Say something about yourself!
One of the most satisfying audio productions I've listened to--a case where the audio version was more enjoyable to me than the text because of the pefect pairing of 2 artists. Rickman's voice added a rich shading and emphasis to Hardy's already beautiful lyricism; it was almost hypnotic. I remember long passages (especially describing Egdon Heath) that challenged my attention when I first read this book, but with Rickman's reading, it all went by like beautiful scenery. One to sit down and experience leisurely.
With simple words and and simple storylines there is such magnificence and brilliance; there is magic in Chekhov's writing. Where Tolstoy was complex and so serious--Chekhov is lighter and even humorous, pointing out the foibles in our characters, our human tendencies to manipulate morality to fit our desires. Short stories that are easy to get through and so very worth any reader's time.
An intricate knot tied with precision, and untangled with logic and grace. To begin with there is a mystery, and Collins lays it out with attention to every twist as the story continues to be told by the various narrators. The characters are as vivid as those created by other 19th century writers: Dickens, the Bronte sisters, Sir Arthur Conan Doyle, Edgar Allan Poe--Frederick Fairlie with his imagined maladies is good comedy, and Sir Percival and Count Fosco, in comparison make Heathcliff almost look respectable.
Victorian in description, dialogue, and politics--the strong female character doesn't escape punishment for her straying from the social constricts of the time...she pays for her female resourcefulness and failure to swoon, by being endowed, by the author, with masculine features, including a mustache. Today's editors would likely trim the 25 hours to 12, but in spite of the length and the diversity of plots, the story stays on track and doesn't drag; it's worth the Effort. The narration is a theatrical treat.
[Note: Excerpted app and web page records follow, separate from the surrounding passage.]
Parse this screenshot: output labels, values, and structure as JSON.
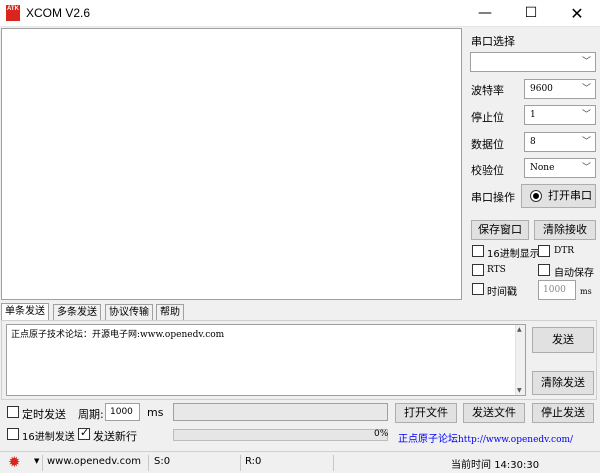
{
  "window": {
    "logo_text": "ATK",
    "title": "XCOM V2.6",
    "minimize_glyph": "—",
    "maximize_glyph": "☐",
    "close_glyph": "✕"
  },
  "receive": {
    "text": ""
  },
  "port_panel": {
    "port_select_label": "串口选择",
    "port_value": "",
    "baud_label": "波特率",
    "baud_value": "9600",
    "stop_label": "停止位",
    "stop_value": "1",
    "data_label": "数据位",
    "data_value": "8",
    "parity_label": "校验位",
    "parity_value": "None",
    "operation_label": "串口操作",
    "open_port_label": "打开串口",
    "save_window_label": "保存窗口",
    "clear_receive_label": "清除接收",
    "hex_display_label": "16进制显示",
    "hex_display_checked": false,
    "dtr_label": "DTR",
    "dtr_checked": false,
    "rts_label": "RTS",
    "rts_checked": false,
    "auto_save_label": "自动保存",
    "auto_save_checked": false,
    "timestamp_label": "时间戳",
    "timestamp_checked": false,
    "timestamp_value": "1000",
    "timestamp_unit": "ms"
  },
  "tabs": [
    {
      "label": "单条发送",
      "active": true
    },
    {
      "label": "多条发送",
      "active": false
    },
    {
      "label": "协议传输",
      "active": false
    },
    {
      "label": "帮助",
      "active": false
    }
  ],
  "send": {
    "text": "正点原子技术论坛：开源电子网:www.openedv.com",
    "send_label": "发送",
    "clear_send_label": "清除发送",
    "timed_send_label": "定时发送",
    "timed_send_checked": false,
    "period_label": "周期:",
    "period_value": "1000",
    "period_unit": "ms",
    "file_path": "",
    "open_file_label": "打开文件",
    "send_file_label": "发送文件",
    "stop_send_label": "停止发送",
    "hex_send_label": "16进制发送",
    "hex_send_checked": false,
    "newline_label": "发送新行",
    "newline_checked": true,
    "progress_text": "0%",
    "progress_fraction": 0,
    "forum_text": "正点原子论坛",
    "forum_url": "http://www.openedv.com/"
  },
  "status": {
    "dropdown_glyph": "▼",
    "website": "www.openedv.com",
    "sent": "S:0",
    "received": "R:0",
    "time_label": "当前时间",
    "time_value": "14:30:30"
  }
}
Fear not the classic; dig in and enjoy.
Reading is one of life's greatest pleasures...and, now that I've found audiobooks, I can read even while performing mundane tasks!
His Last Bow (short stories, published 1908-1913, 1917)
The Adventure of Wisteria Lodge
The Adventure of the Cardboard Box*(see below)
The Adventure of the Red Circle
The Adventure of the Bruce-Partington Plans
The Adventure of the Dying Detective
The Adventure of Lady Frances Carfax
The Adventure of the Devil's Foot
His Last Bow (told in the third person)
The Valley of Fear (Serialized novel published 1914-1915)
The Casebook of Sherlock Holmes (short stories, published 1921-1927)
The Adventure of the The Illustrious Client
The Adventure of the Blanched Soldier (Holmes narrates)
The Adventure of the Mazarin Stone (told in the third person)
The Adventure of the Three Gables
The Adventure of the Sussex Vampire
The Adventure of the Three Garridebs
The Problem of Thor Bridge
The Adventure of the Creeping Man
The Adventure of the Lion's Man (Holmes narrates)
The Adventure of the Veiled Lodger
The Adventure of Shoscombe Old Place
The Adventure of the Retired Colourman
*(The Adventure of the Cardboard Box chronologically appears in the canon in The Memoirs of Sherlock Holmes - circa 1892-1893 - but, for some reason, appears in this Volume 3 audiobook.)